↓

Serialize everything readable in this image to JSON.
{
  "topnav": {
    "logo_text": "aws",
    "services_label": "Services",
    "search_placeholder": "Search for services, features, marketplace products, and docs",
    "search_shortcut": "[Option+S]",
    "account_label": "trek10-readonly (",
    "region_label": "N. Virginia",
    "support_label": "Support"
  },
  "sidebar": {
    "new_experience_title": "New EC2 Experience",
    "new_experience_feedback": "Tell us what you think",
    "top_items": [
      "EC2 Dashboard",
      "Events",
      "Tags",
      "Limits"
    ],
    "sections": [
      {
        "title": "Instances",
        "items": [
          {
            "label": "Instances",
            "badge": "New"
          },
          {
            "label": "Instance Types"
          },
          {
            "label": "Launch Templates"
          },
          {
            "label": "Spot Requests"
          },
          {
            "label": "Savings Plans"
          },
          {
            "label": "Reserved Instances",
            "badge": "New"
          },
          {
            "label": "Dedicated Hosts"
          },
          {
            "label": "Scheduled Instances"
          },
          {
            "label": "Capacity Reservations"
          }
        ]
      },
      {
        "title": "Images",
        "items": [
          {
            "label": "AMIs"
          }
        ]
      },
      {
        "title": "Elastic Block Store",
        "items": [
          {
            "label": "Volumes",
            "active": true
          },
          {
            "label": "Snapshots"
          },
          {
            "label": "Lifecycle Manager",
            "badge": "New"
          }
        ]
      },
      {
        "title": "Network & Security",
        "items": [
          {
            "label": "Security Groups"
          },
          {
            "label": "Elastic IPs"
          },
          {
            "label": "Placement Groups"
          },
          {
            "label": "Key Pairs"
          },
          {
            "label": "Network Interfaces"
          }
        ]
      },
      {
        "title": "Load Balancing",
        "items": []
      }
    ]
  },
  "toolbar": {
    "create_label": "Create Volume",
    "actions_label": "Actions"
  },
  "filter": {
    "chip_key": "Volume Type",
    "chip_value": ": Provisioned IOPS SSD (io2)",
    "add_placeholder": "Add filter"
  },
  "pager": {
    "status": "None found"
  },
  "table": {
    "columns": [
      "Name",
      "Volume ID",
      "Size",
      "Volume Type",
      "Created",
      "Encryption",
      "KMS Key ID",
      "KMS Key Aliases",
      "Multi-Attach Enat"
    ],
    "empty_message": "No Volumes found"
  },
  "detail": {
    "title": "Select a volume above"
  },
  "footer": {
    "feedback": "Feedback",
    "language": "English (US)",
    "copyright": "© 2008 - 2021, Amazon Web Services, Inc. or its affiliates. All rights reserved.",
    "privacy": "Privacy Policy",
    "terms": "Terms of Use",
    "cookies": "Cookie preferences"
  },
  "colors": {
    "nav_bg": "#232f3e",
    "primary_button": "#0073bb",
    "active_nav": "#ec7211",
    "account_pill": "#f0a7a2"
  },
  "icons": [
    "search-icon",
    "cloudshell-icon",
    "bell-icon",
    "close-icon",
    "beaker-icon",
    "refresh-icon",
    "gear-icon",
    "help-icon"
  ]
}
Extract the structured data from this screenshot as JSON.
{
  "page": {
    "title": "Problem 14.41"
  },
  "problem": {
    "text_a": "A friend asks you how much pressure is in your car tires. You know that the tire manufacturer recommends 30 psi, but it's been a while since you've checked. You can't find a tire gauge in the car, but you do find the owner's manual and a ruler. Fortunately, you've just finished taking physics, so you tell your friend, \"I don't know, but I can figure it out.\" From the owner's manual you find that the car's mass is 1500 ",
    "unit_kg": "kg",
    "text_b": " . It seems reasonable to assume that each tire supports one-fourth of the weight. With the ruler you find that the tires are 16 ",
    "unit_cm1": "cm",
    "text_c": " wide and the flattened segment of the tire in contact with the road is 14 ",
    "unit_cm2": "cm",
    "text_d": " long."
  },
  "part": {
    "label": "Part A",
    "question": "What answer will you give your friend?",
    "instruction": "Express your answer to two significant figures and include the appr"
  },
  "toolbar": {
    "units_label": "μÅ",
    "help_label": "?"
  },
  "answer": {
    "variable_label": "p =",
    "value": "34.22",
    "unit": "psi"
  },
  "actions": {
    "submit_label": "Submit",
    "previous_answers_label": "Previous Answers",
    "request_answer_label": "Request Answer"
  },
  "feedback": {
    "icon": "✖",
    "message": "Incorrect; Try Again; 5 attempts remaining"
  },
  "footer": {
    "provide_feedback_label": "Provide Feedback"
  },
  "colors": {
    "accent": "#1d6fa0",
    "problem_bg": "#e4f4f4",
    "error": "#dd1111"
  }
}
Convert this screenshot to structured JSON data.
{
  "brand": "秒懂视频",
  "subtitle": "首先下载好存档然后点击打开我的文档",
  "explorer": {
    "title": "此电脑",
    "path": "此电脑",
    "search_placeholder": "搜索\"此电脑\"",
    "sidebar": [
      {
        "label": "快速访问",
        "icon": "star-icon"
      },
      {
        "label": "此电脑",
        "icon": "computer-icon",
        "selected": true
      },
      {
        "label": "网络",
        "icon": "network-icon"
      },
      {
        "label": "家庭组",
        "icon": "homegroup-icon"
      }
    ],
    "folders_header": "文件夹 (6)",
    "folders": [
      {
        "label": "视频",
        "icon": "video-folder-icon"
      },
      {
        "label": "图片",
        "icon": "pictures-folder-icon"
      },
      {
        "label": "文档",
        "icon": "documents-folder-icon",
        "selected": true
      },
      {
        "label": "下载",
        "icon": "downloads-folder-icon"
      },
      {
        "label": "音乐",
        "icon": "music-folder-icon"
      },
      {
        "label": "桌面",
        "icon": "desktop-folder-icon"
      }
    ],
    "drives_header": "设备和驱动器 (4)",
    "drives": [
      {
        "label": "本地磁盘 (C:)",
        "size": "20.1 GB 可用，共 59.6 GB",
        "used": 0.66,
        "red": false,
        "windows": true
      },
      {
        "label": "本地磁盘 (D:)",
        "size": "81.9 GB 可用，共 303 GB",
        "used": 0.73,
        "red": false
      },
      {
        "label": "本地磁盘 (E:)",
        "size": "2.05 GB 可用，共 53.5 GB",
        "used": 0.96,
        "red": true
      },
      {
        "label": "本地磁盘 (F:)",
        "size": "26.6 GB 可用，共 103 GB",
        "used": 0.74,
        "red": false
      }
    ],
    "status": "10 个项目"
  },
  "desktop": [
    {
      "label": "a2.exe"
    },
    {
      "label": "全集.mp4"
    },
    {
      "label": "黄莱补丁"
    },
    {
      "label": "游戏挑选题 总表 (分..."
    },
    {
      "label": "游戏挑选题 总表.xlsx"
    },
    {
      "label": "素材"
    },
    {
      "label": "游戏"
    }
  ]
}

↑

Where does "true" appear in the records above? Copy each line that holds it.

            "active": true
        "selected": true
        "selected": true
        "windows": true
        "red": true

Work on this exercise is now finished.